---------- Supplied records ----------
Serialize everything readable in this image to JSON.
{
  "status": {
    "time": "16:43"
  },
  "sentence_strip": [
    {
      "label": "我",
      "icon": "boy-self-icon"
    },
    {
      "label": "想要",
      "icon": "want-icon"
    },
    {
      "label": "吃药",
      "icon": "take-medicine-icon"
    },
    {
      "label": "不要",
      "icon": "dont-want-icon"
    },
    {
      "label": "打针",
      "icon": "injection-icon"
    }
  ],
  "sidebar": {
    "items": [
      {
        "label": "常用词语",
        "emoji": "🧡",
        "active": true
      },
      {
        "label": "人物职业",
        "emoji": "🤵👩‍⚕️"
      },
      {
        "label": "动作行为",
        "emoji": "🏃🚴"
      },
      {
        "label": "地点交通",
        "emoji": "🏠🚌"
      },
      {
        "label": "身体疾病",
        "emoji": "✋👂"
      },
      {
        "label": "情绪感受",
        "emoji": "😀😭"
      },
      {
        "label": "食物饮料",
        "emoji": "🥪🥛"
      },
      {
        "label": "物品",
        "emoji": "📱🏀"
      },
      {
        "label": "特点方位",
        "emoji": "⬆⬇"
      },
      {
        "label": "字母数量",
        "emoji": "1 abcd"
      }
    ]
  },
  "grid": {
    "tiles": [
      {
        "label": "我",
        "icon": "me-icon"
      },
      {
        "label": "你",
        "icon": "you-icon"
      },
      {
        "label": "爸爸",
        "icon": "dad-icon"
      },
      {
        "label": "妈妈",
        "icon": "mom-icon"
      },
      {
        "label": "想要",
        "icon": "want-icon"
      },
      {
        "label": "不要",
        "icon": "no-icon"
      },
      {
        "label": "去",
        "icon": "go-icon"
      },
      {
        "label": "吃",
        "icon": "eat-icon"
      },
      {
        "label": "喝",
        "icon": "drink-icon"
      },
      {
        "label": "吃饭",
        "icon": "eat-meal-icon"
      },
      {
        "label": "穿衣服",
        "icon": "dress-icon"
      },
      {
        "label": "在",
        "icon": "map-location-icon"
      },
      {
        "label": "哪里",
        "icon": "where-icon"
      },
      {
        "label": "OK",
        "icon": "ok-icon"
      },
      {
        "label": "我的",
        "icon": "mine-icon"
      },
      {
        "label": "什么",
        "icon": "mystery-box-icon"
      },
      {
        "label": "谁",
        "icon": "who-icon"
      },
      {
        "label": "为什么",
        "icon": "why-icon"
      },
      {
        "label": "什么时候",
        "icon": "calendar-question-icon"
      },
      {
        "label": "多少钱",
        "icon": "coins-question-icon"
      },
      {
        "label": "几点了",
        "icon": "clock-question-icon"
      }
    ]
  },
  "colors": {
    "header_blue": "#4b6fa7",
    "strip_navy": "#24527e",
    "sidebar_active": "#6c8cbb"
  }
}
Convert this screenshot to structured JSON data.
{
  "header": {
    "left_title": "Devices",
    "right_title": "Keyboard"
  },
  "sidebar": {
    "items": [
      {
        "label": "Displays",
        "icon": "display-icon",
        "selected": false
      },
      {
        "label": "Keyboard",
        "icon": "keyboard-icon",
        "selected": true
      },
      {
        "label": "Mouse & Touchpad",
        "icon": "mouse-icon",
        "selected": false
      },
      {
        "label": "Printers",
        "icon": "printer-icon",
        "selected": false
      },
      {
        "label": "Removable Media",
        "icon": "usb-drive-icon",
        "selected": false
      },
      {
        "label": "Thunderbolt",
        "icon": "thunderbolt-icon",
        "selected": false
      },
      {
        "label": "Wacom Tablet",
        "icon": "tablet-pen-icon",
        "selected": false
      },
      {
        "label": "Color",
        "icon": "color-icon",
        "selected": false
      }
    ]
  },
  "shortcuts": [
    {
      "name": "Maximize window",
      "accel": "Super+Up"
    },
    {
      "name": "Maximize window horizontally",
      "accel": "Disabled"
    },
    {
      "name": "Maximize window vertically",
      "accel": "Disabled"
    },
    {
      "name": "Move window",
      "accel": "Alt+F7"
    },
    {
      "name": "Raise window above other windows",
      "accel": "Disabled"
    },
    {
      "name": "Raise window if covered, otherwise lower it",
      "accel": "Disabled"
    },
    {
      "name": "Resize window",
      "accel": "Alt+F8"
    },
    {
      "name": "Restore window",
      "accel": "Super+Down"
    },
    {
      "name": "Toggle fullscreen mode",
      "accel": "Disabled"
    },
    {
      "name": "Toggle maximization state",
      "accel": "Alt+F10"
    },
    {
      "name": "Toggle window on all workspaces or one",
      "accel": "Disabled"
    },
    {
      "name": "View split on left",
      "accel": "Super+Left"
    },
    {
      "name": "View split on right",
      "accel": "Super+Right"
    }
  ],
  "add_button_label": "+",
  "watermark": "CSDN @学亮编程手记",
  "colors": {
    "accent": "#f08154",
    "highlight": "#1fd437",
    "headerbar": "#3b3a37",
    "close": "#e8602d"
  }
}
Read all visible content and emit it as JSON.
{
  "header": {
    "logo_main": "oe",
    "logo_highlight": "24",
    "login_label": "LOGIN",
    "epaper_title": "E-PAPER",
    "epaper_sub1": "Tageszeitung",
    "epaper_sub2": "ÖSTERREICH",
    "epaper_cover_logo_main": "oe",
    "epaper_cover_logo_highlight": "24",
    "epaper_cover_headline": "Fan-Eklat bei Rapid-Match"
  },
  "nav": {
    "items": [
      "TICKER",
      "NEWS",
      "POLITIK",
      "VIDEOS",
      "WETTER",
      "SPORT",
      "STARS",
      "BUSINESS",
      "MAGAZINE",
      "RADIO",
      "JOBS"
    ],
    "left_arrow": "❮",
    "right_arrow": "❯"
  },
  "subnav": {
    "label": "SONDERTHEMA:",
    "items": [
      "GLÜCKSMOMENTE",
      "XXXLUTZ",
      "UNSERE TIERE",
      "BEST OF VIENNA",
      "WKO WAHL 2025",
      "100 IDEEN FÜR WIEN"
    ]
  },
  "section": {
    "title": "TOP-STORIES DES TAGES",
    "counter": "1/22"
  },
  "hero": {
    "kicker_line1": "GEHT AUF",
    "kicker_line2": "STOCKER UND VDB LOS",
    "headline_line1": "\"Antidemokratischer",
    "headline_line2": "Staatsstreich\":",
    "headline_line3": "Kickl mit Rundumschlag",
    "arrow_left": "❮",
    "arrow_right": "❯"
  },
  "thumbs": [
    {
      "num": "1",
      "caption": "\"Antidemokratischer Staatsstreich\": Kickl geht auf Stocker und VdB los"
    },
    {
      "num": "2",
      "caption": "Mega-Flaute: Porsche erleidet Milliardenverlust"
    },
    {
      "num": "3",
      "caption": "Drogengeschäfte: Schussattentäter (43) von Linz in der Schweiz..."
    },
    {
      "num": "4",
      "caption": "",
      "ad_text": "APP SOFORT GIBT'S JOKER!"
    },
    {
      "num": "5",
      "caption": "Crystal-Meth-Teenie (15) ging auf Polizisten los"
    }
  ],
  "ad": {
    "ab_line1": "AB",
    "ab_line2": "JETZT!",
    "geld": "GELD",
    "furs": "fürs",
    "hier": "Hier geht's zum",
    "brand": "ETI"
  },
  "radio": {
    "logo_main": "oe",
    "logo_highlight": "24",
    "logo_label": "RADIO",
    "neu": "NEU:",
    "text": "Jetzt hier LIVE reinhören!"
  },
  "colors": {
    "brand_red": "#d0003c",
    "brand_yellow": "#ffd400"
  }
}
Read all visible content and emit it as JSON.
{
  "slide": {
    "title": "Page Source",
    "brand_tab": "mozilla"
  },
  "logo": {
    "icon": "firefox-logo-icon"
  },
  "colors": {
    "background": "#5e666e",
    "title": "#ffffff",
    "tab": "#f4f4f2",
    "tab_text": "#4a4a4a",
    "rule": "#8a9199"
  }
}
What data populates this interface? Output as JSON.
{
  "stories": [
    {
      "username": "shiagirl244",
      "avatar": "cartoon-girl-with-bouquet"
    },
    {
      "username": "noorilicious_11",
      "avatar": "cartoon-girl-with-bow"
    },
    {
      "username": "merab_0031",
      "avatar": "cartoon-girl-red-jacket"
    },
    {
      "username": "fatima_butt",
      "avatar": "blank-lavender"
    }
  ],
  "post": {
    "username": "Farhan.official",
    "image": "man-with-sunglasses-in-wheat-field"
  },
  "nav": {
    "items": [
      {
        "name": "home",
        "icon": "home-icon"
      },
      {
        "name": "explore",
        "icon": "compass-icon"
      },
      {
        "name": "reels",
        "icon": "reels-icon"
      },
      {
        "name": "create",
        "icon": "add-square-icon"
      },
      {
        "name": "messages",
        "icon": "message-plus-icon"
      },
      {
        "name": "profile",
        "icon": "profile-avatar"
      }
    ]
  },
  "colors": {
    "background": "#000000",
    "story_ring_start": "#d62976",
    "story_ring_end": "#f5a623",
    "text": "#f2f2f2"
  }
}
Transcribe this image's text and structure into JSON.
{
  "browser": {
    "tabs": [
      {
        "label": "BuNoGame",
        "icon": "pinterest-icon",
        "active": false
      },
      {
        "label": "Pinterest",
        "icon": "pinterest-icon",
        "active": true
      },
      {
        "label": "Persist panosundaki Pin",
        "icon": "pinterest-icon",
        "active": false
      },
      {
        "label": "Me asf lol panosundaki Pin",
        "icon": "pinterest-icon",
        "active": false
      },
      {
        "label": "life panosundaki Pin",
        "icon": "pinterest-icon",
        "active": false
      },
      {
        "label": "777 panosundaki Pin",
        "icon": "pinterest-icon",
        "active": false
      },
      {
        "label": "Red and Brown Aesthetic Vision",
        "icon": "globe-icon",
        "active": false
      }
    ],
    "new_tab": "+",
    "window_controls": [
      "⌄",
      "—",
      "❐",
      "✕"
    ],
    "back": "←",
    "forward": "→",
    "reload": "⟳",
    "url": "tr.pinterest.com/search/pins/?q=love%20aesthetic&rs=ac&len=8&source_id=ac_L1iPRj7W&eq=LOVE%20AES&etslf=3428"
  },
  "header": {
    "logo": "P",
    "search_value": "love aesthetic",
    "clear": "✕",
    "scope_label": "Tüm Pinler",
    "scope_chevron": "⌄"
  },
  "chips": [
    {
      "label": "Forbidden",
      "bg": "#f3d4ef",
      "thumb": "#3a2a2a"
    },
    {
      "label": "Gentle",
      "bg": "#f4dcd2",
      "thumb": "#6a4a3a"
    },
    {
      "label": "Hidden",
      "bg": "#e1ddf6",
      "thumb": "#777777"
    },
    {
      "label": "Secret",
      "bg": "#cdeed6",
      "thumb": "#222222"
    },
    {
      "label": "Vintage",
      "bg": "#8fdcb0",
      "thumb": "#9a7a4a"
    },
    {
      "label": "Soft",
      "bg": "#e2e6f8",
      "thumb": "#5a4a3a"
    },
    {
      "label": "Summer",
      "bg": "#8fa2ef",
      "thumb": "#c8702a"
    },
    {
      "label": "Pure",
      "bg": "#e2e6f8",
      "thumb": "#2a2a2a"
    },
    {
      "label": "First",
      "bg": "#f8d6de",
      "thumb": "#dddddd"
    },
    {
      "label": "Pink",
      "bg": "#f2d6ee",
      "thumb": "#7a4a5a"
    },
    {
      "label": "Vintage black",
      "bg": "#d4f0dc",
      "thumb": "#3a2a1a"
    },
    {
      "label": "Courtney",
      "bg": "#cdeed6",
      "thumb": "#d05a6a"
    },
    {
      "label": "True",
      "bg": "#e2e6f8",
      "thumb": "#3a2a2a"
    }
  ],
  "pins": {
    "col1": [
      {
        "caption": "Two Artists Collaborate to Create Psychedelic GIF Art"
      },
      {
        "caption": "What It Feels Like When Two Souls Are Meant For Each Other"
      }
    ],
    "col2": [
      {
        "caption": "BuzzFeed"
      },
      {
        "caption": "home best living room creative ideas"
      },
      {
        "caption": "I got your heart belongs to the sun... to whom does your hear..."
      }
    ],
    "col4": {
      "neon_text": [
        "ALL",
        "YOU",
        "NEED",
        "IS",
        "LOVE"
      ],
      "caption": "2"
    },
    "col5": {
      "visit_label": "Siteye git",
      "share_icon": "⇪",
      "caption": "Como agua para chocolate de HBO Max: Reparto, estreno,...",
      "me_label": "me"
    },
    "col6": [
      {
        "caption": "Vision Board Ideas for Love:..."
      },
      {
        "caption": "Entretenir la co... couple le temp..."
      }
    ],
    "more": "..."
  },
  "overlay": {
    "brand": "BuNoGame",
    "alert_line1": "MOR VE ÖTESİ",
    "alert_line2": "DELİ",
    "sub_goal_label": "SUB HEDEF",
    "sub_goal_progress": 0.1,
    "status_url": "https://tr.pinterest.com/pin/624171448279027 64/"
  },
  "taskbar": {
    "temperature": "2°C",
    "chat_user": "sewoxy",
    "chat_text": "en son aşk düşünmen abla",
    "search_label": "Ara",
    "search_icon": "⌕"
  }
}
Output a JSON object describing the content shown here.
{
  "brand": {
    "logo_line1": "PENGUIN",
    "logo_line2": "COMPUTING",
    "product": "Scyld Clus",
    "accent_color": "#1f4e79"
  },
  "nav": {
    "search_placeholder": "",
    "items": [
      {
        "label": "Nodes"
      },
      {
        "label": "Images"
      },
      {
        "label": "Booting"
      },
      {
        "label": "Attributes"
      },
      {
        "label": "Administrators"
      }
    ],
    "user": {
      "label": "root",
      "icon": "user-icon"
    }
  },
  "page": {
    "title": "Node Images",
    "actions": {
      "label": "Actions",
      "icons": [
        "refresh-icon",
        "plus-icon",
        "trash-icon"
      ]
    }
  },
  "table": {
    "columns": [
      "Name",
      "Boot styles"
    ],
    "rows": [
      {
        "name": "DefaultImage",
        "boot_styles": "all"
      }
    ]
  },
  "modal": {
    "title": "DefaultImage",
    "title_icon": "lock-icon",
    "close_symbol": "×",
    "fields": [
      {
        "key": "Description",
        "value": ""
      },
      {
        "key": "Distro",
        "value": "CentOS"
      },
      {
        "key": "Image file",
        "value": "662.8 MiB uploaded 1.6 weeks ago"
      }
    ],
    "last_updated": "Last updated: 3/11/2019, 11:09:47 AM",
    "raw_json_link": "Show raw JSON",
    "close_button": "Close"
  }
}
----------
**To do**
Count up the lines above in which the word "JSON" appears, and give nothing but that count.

**Solution to the problem**
8